RADAR BROS., HOLLOY, KARIN TATOYAN at the Echo; THE PARSON RED HEADS, THE SHAKY HANDS at Spaceland; THE MOVIES at the Viper Room.

TUESDAY, JANUARY 22ABBY TRAVIS at the Hotel Café; RESTAURANT, THE BLOODY HOLLIES at Safari Sam's; MERLE JAGGER at Spaceland; POISON THE WELL, THE LOCUST at the Troubadour.

WEDNESDAY, JANUARY 23

Kiddus I, Earl "Chinna" Smith at the EchoplexThat darned Dub Club just keeps bringing in astonishing live acts, and this bill ups their cannabis-fumed cultural ante even higher. With the presence of pioneering Jamaican ax-man Earl "Chinna" Smith, a.k.a. the High Priest of Reggae guitar (although Ernest Ranglin fans might argue about that), the potential for revelatory sonics goes far beyond recognizable boundaries. Smith's chugging, restrained and reliably mind-shattering fretwork has been featured on records with many of reggae's most significant stylists for decades — and he's also outlived such peerless collaborators as Prince Far I, Augustus Pablo and King Tubby, artistic titans with whom he both elevated and toughened up the music to a flabbergasting degree. He's paired with silky-toned vocalist Kiddus I, another veteran of the classic Scratch Perry/Jack Ruby JA studio era (and seen in the unforgettable smoke-out jam opening sequence of Rockers), for both an acoustic set and a dub-mad, full band session. It's sure to, as Far-I would say, leave you battered, flattered, shattered and scattered. (Jonny Whiteside)

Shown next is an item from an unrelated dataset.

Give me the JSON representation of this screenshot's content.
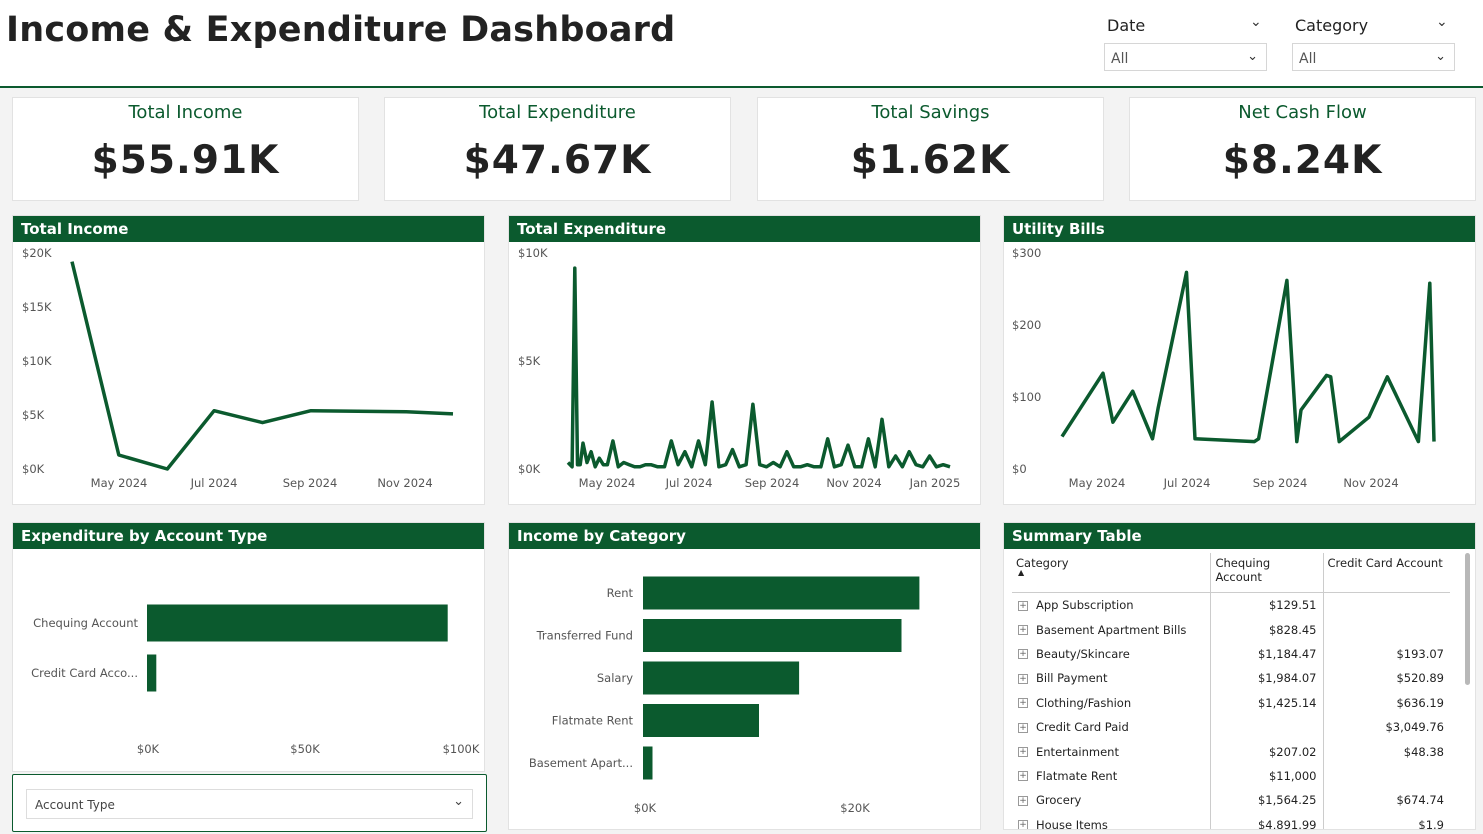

Gallows at the TroubadourFurious five-piece Gallows, who appeared as if from nowhere at last year's South by Southwest, spew deliciously animal, authentic punk rock with intoxicating, gang-you-want-to-join gusto. Skipping a couple of punk's less-salubrious generations, they take starting points similar to its three-chord, cartoonish 1980s Brit bastardization and the mall-pop mutant that fizzed out of O.C.'s (double) garages a decade later — Black Flag's and Minor Threat's lean hardcore and the Sex Pistols' and the Clash's sneering discontent — yet avoid the dilution and uniformity that plagued the dark ages of the genre. Theirs is a truly 3D, visceral avalanche: solidly sincere and significant but twinkling with an almost At the Drive-In sense of sonic adventure. Front man Frank Carter comes on like a tattooed Thom Yorke after an electrifying Red Bull (and red hair) infusion, and, unlike his metalcore contemporaries, keeps his wits'-end, vein-straining London lilt (relatively) melodic and intelligible. Gallows' shows have left both band and fans bloodied — bring Band-Aids. (Paul Rogers)

Also playing Wednesday:

TREVOR HALL, SHATTO, MADAMN GRISLEE at the Derby; WAZ, MEIKO, BUDDY at the Hotel Café; DAVID GARZA at Largo.

THURSDAY, JANUARY 24

Jason Isbell at the Vault 350He gave up his spot in Georgia's Drive-By Truckers last year, but Jason Isbell hasn't lost his flair for the kind of tear-in-your-beer laments he contributed to the Truckers' last several albums. Isbell's touring in support of Sirens of the Ditch, his 2007 solo debut, on which he presented his melancholy character sketches free of the post-Skynyrd guitar heroics that make the Truckers such a thrilling live draw. That's not always a good thing: With its tasteful, NPR-approved country-rock vibe, Ditch could probably stand to be a little more dynamic (and a lot less polite). But Isbell's songwriting still ranks among the No Depression crowd's most thoughtful, and who knows how things might go after a few drinks tonight? Isbell shares the bill with rootsy singer-songwriters Will Hoge and Jeremy Fisher; they're scheduled to hit Spaceland next Fri., Jan. 25. (Mikael Wood)

Also playing Thursday:

MONEY MARK, HEY WILLPOWER at the Echo; JOHN WEST, PRISCILLA AHN at the Hotel Café; BLACK REBEL MOTORCYCLE CLUB at the Key Club; WATKINS FAMILY HOUR at Largo; TODD SNIDER, ZACH BROOCKE at the Mint; AIRBORNE TOXIC EVENT at Spaceland; INGRID MICHAELSON, GREG LASWELL at the Troubadour; ROB DICKINSON at the Viper Room.


Sponsor Content